[Recorded data]
▼

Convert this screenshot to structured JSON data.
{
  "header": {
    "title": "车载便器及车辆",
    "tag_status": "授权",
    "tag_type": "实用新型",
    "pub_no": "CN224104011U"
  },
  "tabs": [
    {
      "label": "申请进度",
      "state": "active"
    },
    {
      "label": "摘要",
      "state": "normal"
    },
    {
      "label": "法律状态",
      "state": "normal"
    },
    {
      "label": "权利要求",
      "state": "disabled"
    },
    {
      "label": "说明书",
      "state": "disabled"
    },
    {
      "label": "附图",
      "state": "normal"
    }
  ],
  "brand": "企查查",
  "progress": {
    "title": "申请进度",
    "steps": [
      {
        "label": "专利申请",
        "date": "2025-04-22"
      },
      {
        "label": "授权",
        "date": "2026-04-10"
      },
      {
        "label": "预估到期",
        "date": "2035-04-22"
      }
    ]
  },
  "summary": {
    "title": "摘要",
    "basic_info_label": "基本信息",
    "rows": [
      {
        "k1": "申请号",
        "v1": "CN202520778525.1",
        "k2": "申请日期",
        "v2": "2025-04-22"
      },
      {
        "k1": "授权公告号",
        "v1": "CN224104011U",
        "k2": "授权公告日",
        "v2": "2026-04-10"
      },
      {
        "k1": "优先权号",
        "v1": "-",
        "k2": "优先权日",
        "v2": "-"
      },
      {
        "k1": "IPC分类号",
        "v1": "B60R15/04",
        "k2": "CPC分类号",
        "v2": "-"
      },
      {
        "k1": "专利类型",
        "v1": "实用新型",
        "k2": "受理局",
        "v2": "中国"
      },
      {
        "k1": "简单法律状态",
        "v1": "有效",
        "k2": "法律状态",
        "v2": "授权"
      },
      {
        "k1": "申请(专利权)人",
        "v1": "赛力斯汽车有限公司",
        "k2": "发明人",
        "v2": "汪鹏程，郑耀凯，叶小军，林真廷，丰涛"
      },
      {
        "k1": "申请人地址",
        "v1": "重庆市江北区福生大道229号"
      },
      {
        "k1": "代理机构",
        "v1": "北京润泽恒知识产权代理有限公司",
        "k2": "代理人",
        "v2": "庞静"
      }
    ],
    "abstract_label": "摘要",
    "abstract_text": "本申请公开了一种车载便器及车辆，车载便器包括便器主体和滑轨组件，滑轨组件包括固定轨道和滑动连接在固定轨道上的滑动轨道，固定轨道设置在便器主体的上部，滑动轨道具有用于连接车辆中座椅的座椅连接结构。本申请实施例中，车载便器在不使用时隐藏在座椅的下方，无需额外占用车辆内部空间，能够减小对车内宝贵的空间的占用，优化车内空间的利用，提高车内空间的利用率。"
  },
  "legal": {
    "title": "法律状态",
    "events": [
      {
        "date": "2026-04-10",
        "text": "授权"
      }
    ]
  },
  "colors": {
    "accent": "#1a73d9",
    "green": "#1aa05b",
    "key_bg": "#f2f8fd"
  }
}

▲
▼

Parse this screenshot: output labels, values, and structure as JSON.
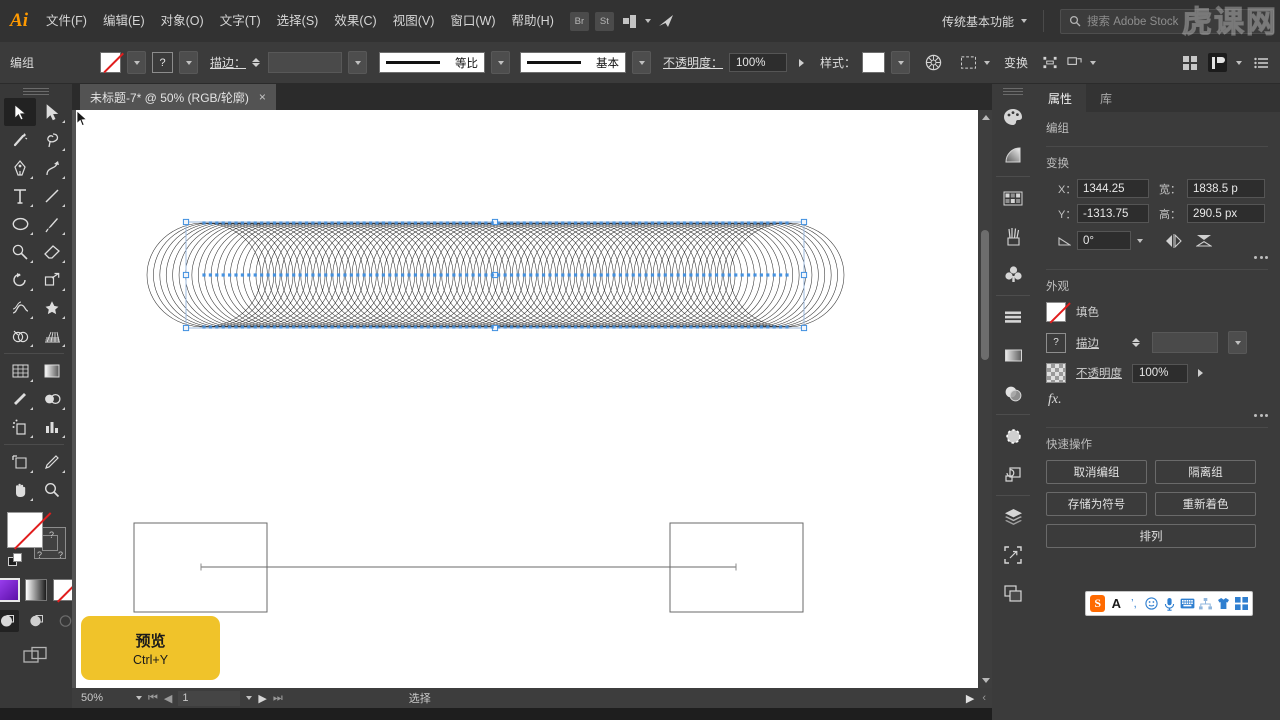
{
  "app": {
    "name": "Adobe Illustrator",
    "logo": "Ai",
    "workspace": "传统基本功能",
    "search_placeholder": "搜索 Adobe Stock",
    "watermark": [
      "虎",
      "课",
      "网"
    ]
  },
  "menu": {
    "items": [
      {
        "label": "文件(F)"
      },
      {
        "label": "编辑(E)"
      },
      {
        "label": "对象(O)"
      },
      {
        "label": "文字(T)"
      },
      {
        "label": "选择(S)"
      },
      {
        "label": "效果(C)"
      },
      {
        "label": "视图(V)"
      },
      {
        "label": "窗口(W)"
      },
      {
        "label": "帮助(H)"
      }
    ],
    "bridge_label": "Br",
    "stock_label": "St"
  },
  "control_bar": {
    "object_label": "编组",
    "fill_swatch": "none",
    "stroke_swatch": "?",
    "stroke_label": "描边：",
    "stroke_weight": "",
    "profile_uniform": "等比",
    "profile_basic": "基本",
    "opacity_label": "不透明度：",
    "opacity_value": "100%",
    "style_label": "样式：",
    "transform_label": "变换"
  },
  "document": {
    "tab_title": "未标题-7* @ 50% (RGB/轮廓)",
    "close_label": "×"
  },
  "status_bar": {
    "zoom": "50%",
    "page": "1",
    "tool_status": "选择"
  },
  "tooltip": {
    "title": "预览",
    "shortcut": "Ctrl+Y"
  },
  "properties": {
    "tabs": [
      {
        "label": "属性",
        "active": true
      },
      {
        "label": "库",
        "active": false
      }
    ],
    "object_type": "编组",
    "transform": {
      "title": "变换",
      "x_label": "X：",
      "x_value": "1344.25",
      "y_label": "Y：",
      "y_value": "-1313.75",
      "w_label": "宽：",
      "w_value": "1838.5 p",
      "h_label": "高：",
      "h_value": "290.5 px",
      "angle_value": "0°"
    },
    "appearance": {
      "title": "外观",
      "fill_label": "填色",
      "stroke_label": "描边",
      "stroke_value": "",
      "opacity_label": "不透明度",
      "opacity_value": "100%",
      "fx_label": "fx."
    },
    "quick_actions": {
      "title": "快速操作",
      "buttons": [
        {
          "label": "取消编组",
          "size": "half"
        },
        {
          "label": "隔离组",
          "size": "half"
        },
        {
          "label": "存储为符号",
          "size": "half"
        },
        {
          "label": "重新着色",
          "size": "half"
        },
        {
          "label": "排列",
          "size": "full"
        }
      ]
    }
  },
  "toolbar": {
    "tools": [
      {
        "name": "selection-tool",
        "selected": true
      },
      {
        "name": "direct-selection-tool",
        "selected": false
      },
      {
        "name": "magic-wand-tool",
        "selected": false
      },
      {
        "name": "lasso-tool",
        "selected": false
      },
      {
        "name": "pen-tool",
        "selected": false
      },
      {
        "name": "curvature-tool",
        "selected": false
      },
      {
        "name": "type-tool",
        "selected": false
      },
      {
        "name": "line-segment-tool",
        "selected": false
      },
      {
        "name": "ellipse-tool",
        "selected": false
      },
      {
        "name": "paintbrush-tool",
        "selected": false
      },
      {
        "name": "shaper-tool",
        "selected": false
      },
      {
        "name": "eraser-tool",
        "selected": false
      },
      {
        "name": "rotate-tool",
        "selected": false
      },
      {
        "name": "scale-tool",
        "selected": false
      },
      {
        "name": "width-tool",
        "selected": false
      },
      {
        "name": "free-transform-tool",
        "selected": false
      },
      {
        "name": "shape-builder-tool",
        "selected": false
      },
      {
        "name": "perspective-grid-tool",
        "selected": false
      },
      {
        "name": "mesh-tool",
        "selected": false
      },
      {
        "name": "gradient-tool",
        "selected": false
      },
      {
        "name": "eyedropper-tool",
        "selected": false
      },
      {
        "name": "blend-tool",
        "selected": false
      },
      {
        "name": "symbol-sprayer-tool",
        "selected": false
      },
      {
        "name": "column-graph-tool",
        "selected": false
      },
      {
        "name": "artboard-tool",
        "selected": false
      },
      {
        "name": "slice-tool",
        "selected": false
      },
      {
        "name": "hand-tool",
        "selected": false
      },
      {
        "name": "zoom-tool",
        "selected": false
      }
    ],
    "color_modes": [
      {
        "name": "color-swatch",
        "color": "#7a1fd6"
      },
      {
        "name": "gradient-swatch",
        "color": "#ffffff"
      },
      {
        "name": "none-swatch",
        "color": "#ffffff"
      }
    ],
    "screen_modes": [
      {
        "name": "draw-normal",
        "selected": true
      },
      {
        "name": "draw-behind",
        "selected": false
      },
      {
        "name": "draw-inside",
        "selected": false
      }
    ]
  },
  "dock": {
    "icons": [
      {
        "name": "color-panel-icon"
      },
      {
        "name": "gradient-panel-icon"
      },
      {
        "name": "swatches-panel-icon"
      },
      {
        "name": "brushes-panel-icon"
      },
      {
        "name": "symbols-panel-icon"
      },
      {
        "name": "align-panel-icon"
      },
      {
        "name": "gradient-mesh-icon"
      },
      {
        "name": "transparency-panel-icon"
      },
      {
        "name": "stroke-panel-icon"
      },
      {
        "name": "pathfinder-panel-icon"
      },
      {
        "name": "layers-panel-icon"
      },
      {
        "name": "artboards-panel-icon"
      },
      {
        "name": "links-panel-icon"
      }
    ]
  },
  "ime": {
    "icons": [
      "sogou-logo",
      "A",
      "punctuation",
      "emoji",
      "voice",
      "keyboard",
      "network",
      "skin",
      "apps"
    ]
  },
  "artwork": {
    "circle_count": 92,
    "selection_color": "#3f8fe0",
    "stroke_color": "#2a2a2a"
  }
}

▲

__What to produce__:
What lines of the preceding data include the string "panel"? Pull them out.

__Task response__:
        "name": "color-panel-icon"
        "name": "gradient-panel-icon"
        "name": "swatches-panel-icon"
        "name": "brushes-panel-icon"
        "name": "symbols-panel-icon"
        "name": "align-panel-icon"
        "name": "transparency-panel-icon"
        "name": "stroke-panel-icon"
        "name": "pathfinder-panel-icon"
        "name": "layers-panel-icon"
        "name": "artboards-panel-icon"
        "name": "links-panel-icon"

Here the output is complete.